Dataset rows for apps and sites:

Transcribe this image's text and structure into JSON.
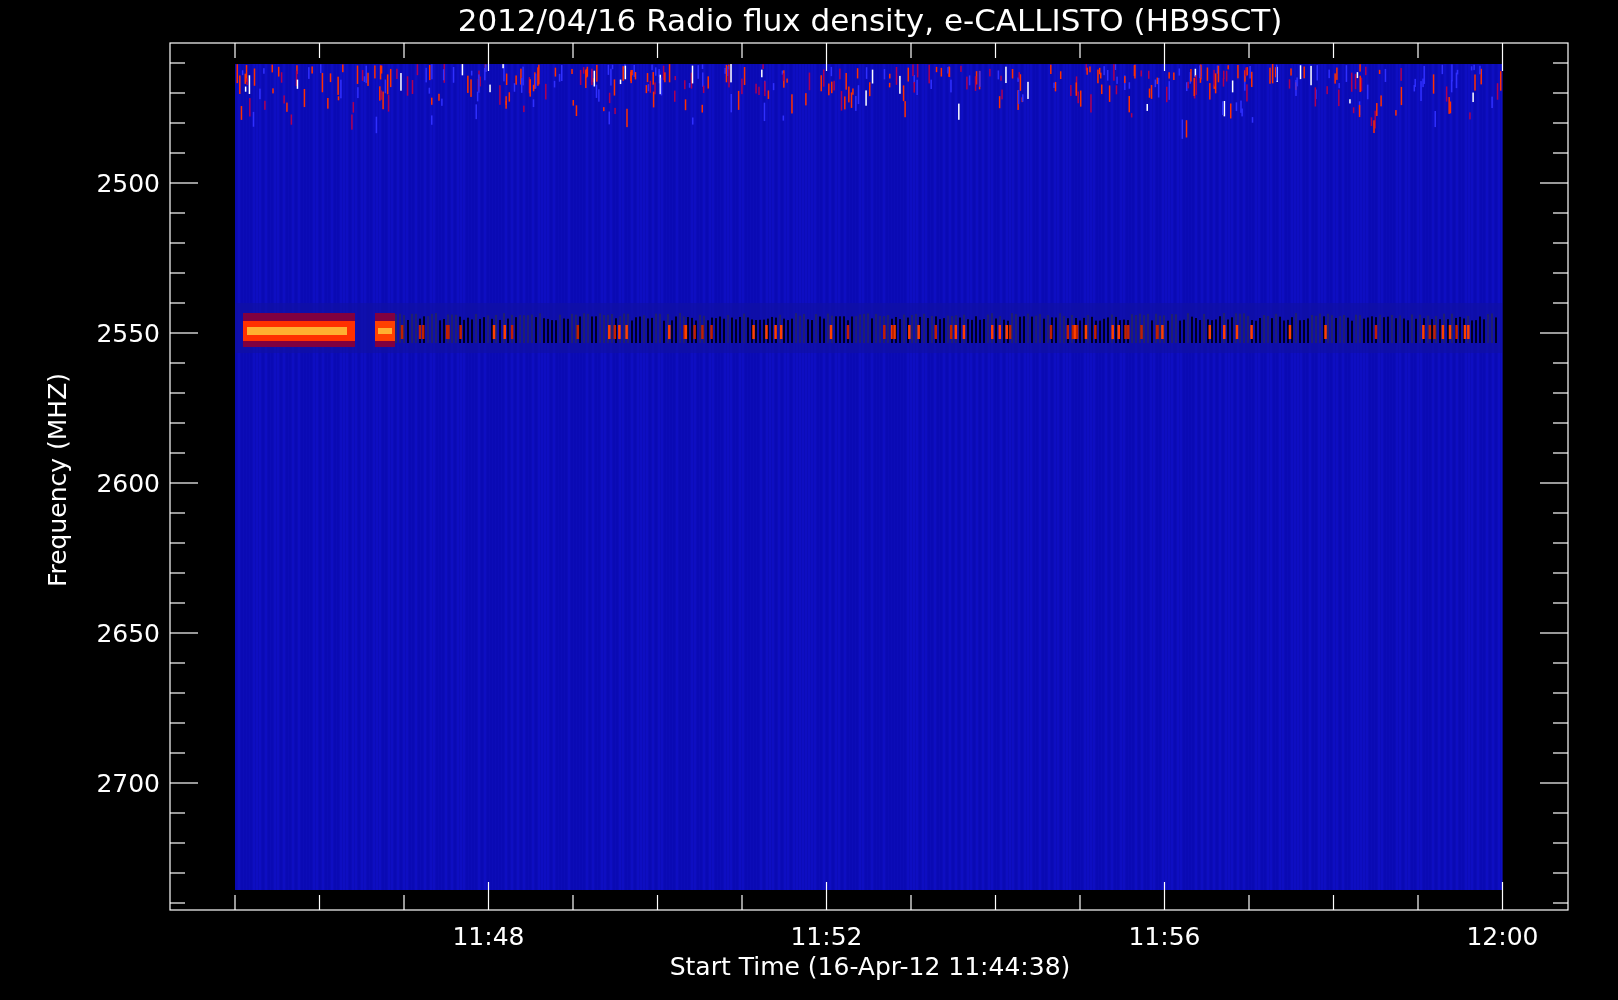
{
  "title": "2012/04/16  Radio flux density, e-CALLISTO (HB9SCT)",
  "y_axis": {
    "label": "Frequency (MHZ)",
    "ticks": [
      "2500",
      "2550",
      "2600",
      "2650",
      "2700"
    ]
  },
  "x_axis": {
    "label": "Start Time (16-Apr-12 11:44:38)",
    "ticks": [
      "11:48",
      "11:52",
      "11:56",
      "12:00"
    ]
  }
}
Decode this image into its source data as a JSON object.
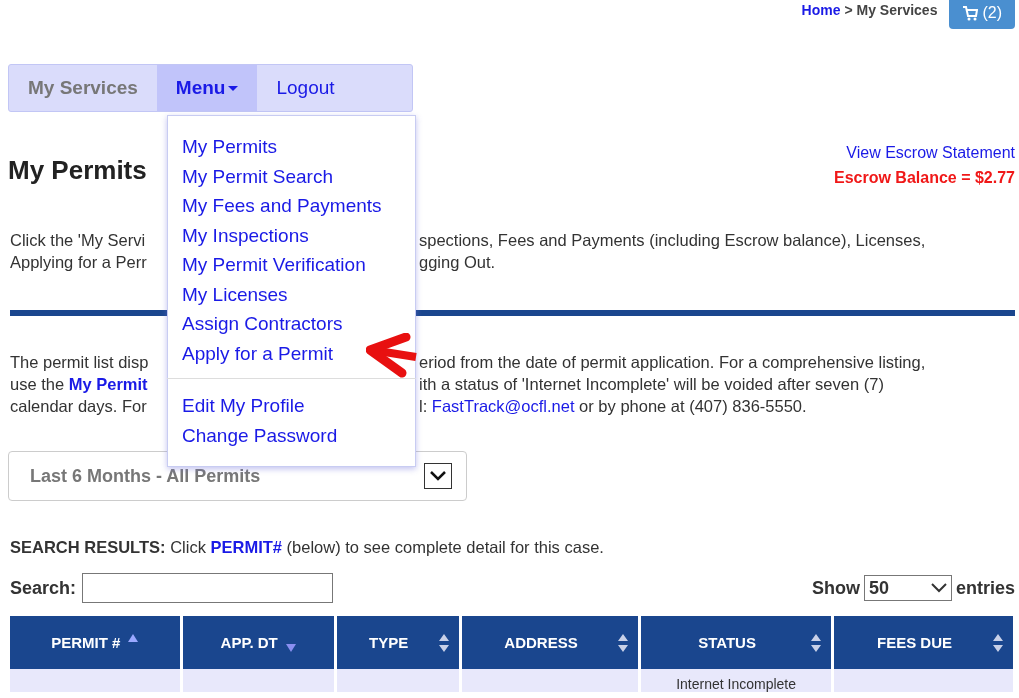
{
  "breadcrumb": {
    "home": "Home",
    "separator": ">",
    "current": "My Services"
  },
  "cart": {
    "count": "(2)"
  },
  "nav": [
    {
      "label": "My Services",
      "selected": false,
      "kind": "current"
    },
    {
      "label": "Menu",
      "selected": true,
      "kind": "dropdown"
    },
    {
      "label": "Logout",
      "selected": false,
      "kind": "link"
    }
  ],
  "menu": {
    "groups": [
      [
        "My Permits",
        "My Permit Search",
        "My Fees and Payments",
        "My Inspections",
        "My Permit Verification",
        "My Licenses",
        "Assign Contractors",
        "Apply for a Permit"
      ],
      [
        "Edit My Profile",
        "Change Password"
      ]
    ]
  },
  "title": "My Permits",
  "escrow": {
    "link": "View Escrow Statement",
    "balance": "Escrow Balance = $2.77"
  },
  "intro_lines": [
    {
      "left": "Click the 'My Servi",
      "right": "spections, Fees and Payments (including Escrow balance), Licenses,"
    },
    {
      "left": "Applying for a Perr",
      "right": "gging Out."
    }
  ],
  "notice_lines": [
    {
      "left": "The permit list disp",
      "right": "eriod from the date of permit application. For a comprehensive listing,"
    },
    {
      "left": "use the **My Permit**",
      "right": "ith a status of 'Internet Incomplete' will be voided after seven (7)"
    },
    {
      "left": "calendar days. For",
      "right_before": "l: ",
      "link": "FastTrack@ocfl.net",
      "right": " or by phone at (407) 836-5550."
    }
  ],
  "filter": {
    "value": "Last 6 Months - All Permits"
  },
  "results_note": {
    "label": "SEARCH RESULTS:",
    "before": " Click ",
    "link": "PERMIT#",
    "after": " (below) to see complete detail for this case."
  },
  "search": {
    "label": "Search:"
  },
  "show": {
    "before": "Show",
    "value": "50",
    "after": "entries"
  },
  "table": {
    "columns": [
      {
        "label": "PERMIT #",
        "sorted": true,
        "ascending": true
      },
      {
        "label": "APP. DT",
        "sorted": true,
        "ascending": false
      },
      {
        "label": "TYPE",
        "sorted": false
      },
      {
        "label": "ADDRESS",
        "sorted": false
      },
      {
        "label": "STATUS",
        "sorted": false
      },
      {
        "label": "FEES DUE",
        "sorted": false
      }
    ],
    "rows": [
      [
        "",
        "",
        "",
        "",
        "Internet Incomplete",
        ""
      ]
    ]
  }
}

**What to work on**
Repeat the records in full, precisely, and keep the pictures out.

**Answer for the task**
Transcribe this image's text and structure into JSON.
{
  "title": "2012/04/16  Radio flux density, e-CALLISTO (HB9SCT)",
  "y_axis": {
    "label": "Frequency (MHZ)",
    "ticks": [
      "2500",
      "2550",
      "2600",
      "2650",
      "2700"
    ]
  },
  "x_axis": {
    "label": "Start Time (16-Apr-12 11:44:38)",
    "ticks": [
      "11:48",
      "11:52",
      "11:56",
      "12:00"
    ]
  }
}
Decode this image into its source data as a JSON object.
{
  "breadcrumb": {
    "home": "Home",
    "separator": ">",
    "current": "My Services"
  },
  "cart": {
    "count": "(2)"
  },
  "nav": [
    {
      "label": "My Services",
      "selected": false,
      "kind": "current"
    },
    {
      "label": "Menu",
      "selected": true,
      "kind": "dropdown"
    },
    {
      "label": "Logout",
      "selected": false,
      "kind": "link"
    }
  ],
  "menu": {
    "groups": [
      [
        "My Permits",
        "My Permit Search",
        "My Fees and Payments",
        "My Inspections",
        "My Permit Verification",
        "My Licenses",
        "Assign Contractors",
        "Apply for a Permit"
      ],
      [
        "Edit My Profile",
        "Change Password"
      ]
    ]
  },
  "title": "My Permits",
  "escrow": {
    "link": "View Escrow Statement",
    "balance": "Escrow Balance = $2.77"
  },
  "intro_lines": [
    {
      "left": "Click the 'My Servi",
      "right": "spections, Fees and Payments (including Escrow balance), Licenses,"
    },
    {
      "left": "Applying for a Perr",
      "right": "gging Out."
    }
  ],
  "notice_lines": [
    {
      "left": "The permit list disp",
      "right": "eriod from the date of permit application. For a comprehensive listing,"
    },
    {
      "left": "use the **My Permit**",
      "right": "ith a status of 'Internet Incomplete' will be voided after seven (7)"
    },
    {
      "left": "calendar days. For",
      "right_before": "l: ",
      "link": "FastTrack@ocfl.net",
      "right": " or by phone at (407) 836-5550."
    }
  ],
  "filter": {
    "value": "Last 6 Months - All Permits"
  },
  "results_note": {
    "label": "SEARCH RESULTS:",
    "before": " Click ",
    "link": "PERMIT#",
    "after": " (below) to see complete detail for this case."
  },
  "search": {
    "label": "Search:"
  },
  "show": {
    "before": "Show",
    "value": "50",
    "after": "entries"
  },
  "table": {
    "columns": [
      {
        "label": "PERMIT #",
        "sorted": true,
        "ascending": true
      },
      {
        "label": "APP. DT",
        "sorted": true,
        "ascending": false
      },
      {
        "label": "TYPE",
        "sorted": false
      },
      {
        "label": "ADDRESS",
        "sorted": false
      },
      {
        "label": "STATUS",
        "sorted": false
      },
      {
        "label": "FEES DUE",
        "sorted": false
      }
    ],
    "rows": [
      [
        "",
        "",
        "",
        "",
        "Internet Incomplete",
        ""
      ]
    ]
  }
}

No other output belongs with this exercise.